(Data records)

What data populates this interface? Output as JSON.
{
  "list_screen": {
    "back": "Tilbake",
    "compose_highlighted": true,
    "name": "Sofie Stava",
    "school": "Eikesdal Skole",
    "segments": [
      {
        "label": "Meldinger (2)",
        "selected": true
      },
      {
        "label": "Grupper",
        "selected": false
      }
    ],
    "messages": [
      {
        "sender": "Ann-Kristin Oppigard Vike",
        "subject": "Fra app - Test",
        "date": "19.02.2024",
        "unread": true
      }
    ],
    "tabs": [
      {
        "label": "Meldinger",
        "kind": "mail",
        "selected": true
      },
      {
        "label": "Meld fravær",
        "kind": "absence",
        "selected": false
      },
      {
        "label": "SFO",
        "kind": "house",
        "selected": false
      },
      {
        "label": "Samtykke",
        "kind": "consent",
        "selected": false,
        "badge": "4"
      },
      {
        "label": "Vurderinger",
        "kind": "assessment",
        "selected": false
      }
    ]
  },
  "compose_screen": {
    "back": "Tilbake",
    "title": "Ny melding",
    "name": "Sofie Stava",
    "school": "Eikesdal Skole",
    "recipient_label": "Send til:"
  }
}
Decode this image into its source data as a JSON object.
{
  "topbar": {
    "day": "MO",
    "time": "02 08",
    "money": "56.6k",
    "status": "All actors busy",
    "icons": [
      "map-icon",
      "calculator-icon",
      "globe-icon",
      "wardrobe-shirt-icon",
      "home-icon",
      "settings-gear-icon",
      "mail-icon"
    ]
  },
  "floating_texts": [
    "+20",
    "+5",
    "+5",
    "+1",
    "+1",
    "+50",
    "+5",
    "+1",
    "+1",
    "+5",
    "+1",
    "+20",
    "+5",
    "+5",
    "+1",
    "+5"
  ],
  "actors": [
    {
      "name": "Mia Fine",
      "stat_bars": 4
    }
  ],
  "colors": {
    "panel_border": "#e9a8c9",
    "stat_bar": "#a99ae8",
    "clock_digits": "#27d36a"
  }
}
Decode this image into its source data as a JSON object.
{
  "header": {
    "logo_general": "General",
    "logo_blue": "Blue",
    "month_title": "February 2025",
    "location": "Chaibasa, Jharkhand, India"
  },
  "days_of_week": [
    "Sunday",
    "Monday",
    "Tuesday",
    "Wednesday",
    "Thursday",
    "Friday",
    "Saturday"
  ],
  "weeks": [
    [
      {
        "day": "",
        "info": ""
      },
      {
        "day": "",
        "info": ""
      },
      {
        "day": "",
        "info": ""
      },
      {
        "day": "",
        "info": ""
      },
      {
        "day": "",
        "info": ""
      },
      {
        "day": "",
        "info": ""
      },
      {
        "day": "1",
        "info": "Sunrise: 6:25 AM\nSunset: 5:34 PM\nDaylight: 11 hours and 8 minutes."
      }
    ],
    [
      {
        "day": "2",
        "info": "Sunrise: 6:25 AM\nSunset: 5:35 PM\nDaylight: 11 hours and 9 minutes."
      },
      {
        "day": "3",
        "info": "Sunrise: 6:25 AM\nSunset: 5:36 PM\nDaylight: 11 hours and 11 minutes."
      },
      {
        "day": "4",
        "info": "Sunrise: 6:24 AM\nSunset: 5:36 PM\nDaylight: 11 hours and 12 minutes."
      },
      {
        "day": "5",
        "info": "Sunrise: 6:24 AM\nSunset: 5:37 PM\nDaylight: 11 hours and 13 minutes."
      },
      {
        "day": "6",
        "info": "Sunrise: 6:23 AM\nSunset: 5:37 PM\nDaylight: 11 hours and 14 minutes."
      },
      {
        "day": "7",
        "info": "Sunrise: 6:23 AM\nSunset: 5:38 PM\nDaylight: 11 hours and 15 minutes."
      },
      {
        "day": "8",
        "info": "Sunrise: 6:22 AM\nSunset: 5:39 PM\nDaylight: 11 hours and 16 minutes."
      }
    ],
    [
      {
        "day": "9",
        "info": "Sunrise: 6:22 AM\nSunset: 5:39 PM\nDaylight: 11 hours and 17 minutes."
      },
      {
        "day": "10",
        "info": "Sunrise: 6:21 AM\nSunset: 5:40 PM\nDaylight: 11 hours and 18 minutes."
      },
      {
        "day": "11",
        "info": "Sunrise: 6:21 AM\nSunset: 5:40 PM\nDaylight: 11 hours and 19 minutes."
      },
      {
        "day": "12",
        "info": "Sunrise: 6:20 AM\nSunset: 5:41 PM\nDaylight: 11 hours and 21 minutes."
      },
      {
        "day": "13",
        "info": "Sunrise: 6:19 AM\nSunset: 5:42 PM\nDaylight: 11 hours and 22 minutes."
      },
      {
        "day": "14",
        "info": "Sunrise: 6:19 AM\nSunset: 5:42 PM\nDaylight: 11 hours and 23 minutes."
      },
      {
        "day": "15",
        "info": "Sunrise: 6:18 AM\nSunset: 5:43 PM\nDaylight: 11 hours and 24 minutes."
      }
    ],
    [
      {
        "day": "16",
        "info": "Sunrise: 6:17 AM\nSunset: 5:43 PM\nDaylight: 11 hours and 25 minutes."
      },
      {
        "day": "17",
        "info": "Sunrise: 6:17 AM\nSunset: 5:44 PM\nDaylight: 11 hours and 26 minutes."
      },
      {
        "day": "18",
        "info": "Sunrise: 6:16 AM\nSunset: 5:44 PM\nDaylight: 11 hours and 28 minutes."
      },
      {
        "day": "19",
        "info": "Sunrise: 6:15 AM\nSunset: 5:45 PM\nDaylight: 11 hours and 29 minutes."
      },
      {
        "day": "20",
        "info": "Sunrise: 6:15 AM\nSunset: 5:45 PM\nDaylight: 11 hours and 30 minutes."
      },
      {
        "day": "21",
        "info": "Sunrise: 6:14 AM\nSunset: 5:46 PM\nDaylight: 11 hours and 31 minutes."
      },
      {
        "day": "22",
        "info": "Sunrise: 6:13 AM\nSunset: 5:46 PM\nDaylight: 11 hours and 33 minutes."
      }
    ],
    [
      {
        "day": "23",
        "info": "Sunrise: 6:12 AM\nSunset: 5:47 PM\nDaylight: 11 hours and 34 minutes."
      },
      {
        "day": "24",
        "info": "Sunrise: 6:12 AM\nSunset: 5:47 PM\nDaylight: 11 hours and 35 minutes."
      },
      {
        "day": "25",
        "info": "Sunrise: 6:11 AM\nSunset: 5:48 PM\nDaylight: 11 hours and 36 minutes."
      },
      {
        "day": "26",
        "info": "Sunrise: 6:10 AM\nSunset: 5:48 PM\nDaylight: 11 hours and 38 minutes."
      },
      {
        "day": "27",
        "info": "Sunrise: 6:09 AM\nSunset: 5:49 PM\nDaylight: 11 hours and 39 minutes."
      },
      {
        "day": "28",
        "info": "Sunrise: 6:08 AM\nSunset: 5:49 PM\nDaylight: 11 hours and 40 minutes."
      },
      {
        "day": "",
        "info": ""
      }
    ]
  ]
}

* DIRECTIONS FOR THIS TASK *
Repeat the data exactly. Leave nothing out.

* RESULT BELOW *
What data populates this interface? Output as JSON.
{
  "list_screen": {
    "back": "Tilbake",
    "compose_highlighted": true,
    "name": "Sofie Stava",
    "school": "Eikesdal Skole",
    "segments": [
      {
        "label": "Meldinger (2)",
        "selected": true
      },
      {
        "label": "Grupper",
        "selected": false
      }
    ],
    "messages": [
      {
        "sender": "Ann-Kristin Oppigard Vike",
        "subject": "Fra app - Test",
        "date": "19.02.2024",
        "unread": true
      }
    ],
    "tabs": [
      {
        "label": "Meldinger",
        "kind": "mail",
        "selected": true
      },
      {
        "label": "Meld fravær",
        "kind": "absence",
        "selected": false
      },
      {
        "label": "SFO",
        "kind": "house",
        "selected": false
      },
      {
        "label": "Samtykke",
        "kind": "consent",
        "selected": false,
        "badge": "4"
      },
      {
        "label": "Vurderinger",
        "kind": "assessment",
        "selected": false
      }
    ]
  },
  "compose_screen": {
    "back": "Tilbake",
    "title": "Ny melding",
    "name": "Sofie Stava",
    "school": "Eikesdal Skole",
    "recipient_label": "Send til:"
  }
}
Decode this image into its source data as a JSON object.
{
  "topbar": {
    "day": "MO",
    "time": "02 08",
    "money": "56.6k",
    "status": "All actors busy",
    "icons": [
      "map-icon",
      "calculator-icon",
      "globe-icon",
      "wardrobe-shirt-icon",
      "home-icon",
      "settings-gear-icon",
      "mail-icon"
    ]
  },
  "floating_texts": [
    "+20",
    "+5",
    "+5",
    "+1",
    "+1",
    "+50",
    "+5",
    "+1",
    "+1",
    "+5",
    "+1",
    "+20",
    "+5",
    "+5",
    "+1",
    "+5"
  ],
  "actors": [
    {
      "name": "Mia Fine",
      "stat_bars": 4
    }
  ],
  "colors": {
    "panel_border": "#e9a8c9",
    "stat_bar": "#a99ae8",
    "clock_digits": "#27d36a"
  }
}
Decode this image into its source data as a JSON object.
{
  "header": {
    "logo_general": "General",
    "logo_blue": "Blue",
    "month_title": "February 2025",
    "location": "Chaibasa, Jharkhand, India"
  },
  "days_of_week": [
    "Sunday",
    "Monday",
    "Tuesday",
    "Wednesday",
    "Thursday",
    "Friday",
    "Saturday"
  ],
  "weeks": [
    [
      {
        "day": "",
        "info": ""
      },
      {
        "day": "",
        "info": ""
      },
      {
        "day": "",
        "info": ""
      },
      {
        "day": "",
        "info": ""
      },
      {
        "day": "",
        "info": ""
      },
      {
        "day": "",
        "info": ""
      },
      {
        "day": "1",
        "info": "Sunrise: 6:25 AM\nSunset: 5:34 PM\nDaylight: 11 hours and 8 minutes."
      }
    ],
    [
      {
        "day": "2",
        "info": "Sunrise: 6:25 AM\nSunset: 5:35 PM\nDaylight: 11 hours and 9 minutes."
      },
      {
        "day": "3",
        "info": "Sunrise: 6:25 AM\nSunset: 5:36 PM\nDaylight: 11 hours and 11 minutes."
      },
      {
        "day": "4",
        "info": "Sunrise: 6:24 AM\nSunset: 5:36 PM\nDaylight: 11 hours and 12 minutes."
      },
      {
        "day": "5",
        "info": "Sunrise: 6:24 AM\nSunset: 5:37 PM\nDaylight: 11 hours and 13 minutes."
      },
      {
        "day": "6",
        "info": "Sunrise: 6:23 AM\nSunset: 5:37 PM\nDaylight: 11 hours and 14 minutes."
      },
      {
        "day": "7",
        "info": "Sunrise: 6:23 AM\nSunset: 5:38 PM\nDaylight: 11 hours and 15 minutes."
      },
      {
        "day": "8",
        "info": "Sunrise: 6:22 AM\nSunset: 5:39 PM\nDaylight: 11 hours and 16 minutes."
      }
    ],
    [
      {
        "day": "9",
        "info": "Sunrise: 6:22 AM\nSunset: 5:39 PM\nDaylight: 11 hours and 17 minutes."
      },
      {
        "day": "10",
        "info": "Sunrise: 6:21 AM\nSunset: 5:40 PM\nDaylight: 11 hours and 18 minutes."
      },
      {
        "day": "11",
        "info": "Sunrise: 6:21 AM\nSunset: 5:40 PM\nDaylight: 11 hours and 19 minutes."
      },
      {
        "day": "12",
        "info": "Sunrise: 6:20 AM\nSunset: 5:41 PM\nDaylight: 11 hours and 21 minutes."
      },
      {
        "day": "13",
        "info": "Sunrise: 6:19 AM\nSunset: 5:42 PM\nDaylight: 11 hours and 22 minutes."
      },
      {
        "day": "14",
        "info": "Sunrise: 6:19 AM\nSunset: 5:42 PM\nDaylight: 11 hours and 23 minutes."
      },
      {
        "day": "15",
        "info": "Sunrise: 6:18 AM\nSunset: 5:43 PM\nDaylight: 11 hours and 24 minutes."
      }
    ],
    [
      {
        "day": "16",
        "info": "Sunrise: 6:17 AM\nSunset: 5:43 PM\nDaylight: 11 hours and 25 minutes."
      },
      {
        "day": "17",
        "info": "Sunrise: 6:17 AM\nSunset: 5:44 PM\nDaylight: 11 hours and 26 minutes."
      },
      {
        "day": "18",
        "info": "Sunrise: 6:16 AM\nSunset: 5:44 PM\nDaylight: 11 hours and 28 minutes."
      },
      {
        "day": "19",
        "info": "Sunrise: 6:15 AM\nSunset: 5:45 PM\nDaylight: 11 hours and 29 minutes."
      },
      {
        "day": "20",
        "info": "Sunrise: 6:15 AM\nSunset: 5:45 PM\nDaylight: 11 hours and 30 minutes."
      },
      {
        "day": "21",
        "info": "Sunrise: 6:14 AM\nSunset: 5:46 PM\nDaylight: 11 hours and 31 minutes."
      },
      {
        "day": "22",
        "info": "Sunrise: 6:13 AM\nSunset: 5:46 PM\nDaylight: 11 hours and 33 minutes."
      }
    ],
    [
      {
        "day": "23",
        "info": "Sunrise: 6:12 AM\nSunset: 5:47 PM\nDaylight: 11 hours and 34 minutes."
      },
      {
        "day": "24",
        "info": "Sunrise: 6:12 AM\nSunset: 5:47 PM\nDaylight: 11 hours and 35 minutes."
      },
      {
        "day": "25",
        "info": "Sunrise: 6:11 AM\nSunset: 5:48 PM\nDaylight: 11 hours and 36 minutes."
      },
      {
        "day": "26",
        "info": "Sunrise: 6:10 AM\nSunset: 5:48 PM\nDaylight: 11 hours and 38 minutes."
      },
      {
        "day": "27",
        "info": "Sunrise: 6:09 AM\nSunset: 5:49 PM\nDaylight: 11 hours and 39 minutes."
      },
      {
        "day": "28",
        "info": "Sunrise: 6:08 AM\nSunset: 5:49 PM\nDaylight: 11 hours and 40 minutes."
      },
      {
        "day": "",
        "info": ""
      }
    ]
  ]
}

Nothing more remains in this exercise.